**** Provided records
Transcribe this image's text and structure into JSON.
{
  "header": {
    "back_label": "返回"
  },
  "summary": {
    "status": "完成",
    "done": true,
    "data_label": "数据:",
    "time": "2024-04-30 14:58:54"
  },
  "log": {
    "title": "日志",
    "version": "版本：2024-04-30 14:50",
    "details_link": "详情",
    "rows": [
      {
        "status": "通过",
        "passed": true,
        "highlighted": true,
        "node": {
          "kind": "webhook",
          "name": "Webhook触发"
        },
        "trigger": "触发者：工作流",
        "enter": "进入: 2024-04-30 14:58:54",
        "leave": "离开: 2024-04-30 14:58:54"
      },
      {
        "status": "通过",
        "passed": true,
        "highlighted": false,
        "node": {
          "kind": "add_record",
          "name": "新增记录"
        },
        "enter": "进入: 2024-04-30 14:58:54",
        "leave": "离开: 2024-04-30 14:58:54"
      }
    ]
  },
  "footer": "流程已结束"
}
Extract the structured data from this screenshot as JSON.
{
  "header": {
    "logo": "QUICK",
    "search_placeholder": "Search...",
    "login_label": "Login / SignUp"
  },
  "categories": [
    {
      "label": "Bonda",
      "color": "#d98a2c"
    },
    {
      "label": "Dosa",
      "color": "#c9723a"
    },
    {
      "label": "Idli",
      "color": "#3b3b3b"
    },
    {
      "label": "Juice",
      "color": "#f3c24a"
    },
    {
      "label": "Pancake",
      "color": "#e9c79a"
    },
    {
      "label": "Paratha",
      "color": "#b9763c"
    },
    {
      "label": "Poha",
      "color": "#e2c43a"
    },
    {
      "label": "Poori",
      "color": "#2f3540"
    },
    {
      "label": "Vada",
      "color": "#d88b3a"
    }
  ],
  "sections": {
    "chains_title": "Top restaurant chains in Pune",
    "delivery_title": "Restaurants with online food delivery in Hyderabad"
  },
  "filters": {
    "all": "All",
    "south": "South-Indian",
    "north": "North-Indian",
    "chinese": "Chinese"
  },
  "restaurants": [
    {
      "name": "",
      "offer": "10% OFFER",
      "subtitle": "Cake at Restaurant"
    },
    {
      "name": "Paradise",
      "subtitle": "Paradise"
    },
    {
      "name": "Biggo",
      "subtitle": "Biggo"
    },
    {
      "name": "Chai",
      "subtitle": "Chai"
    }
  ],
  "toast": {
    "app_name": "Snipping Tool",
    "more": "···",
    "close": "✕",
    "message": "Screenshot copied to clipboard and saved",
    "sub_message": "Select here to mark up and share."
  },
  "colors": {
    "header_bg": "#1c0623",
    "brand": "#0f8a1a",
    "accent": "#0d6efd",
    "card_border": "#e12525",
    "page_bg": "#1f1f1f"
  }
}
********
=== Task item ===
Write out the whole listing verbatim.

=== Exercise answer ===
Transcribe this image's text and structure into JSON.
{
  "header": {
    "back_label": "返回"
  },
  "summary": {
    "status": "完成",
    "done": true,
    "data_label": "数据:",
    "time": "2024-04-30 14:58:54"
  },
  "log": {
    "title": "日志",
    "version": "版本：2024-04-30 14:50",
    "details_link": "详情",
    "rows": [
      {
        "status": "通过",
        "passed": true,
        "highlighted": true,
        "node": {
          "kind": "webhook",
          "name": "Webhook触发"
        },
        "trigger": "触发者：工作流",
        "enter": "进入: 2024-04-30 14:58:54",
        "leave": "离开: 2024-04-30 14:58:54"
      },
      {
        "status": "通过",
        "passed": true,
        "highlighted": false,
        "node": {
          "kind": "add_record",
          "name": "新增记录"
        },
        "enter": "进入: 2024-04-30 14:58:54",
        "leave": "离开: 2024-04-30 14:58:54"
      }
    ]
  },
  "footer": "流程已结束"
}
Extract the structured data from this screenshot as JSON.
{
  "header": {
    "logo": "QUICK",
    "search_placeholder": "Search...",
    "login_label": "Login / SignUp"
  },
  "categories": [
    {
      "label": "Bonda",
      "color": "#d98a2c"
    },
    {
      "label": "Dosa",
      "color": "#c9723a"
    },
    {
      "label": "Idli",
      "color": "#3b3b3b"
    },
    {
      "label": "Juice",
      "color": "#f3c24a"
    },
    {
      "label": "Pancake",
      "color": "#e9c79a"
    },
    {
      "label": "Paratha",
      "color": "#b9763c"
    },
    {
      "label": "Poha",
      "color": "#e2c43a"
    },
    {
      "label": "Poori",
      "color": "#2f3540"
    },
    {
      "label": "Vada",
      "color": "#d88b3a"
    }
  ],
  "sections": {
    "chains_title": "Top restaurant chains in Pune",
    "delivery_title": "Restaurants with online food delivery in Hyderabad"
  },
  "filters": {
    "all": "All",
    "south": "South-Indian",
    "north": "North-Indian",
    "chinese": "Chinese"
  },
  "restaurants": [
    {
      "name": "",
      "offer": "10% OFFER",
      "subtitle": "Cake at Restaurant"
    },
    {
      "name": "Paradise",
      "subtitle": "Paradise"
    },
    {
      "name": "Biggo",
      "subtitle": "Biggo"
    },
    {
      "name": "Chai",
      "subtitle": "Chai"
    }
  ],
  "toast": {
    "app_name": "Snipping Tool",
    "more": "···",
    "close": "✕",
    "message": "Screenshot copied to clipboard and saved",
    "sub_message": "Select here to mark up and share."
  },
  "colors": {
    "header_bg": "#1c0623",
    "brand": "#0f8a1a",
    "accent": "#0d6efd",
    "card_border": "#e12525",
    "page_bg": "#1f1f1f"
  }
}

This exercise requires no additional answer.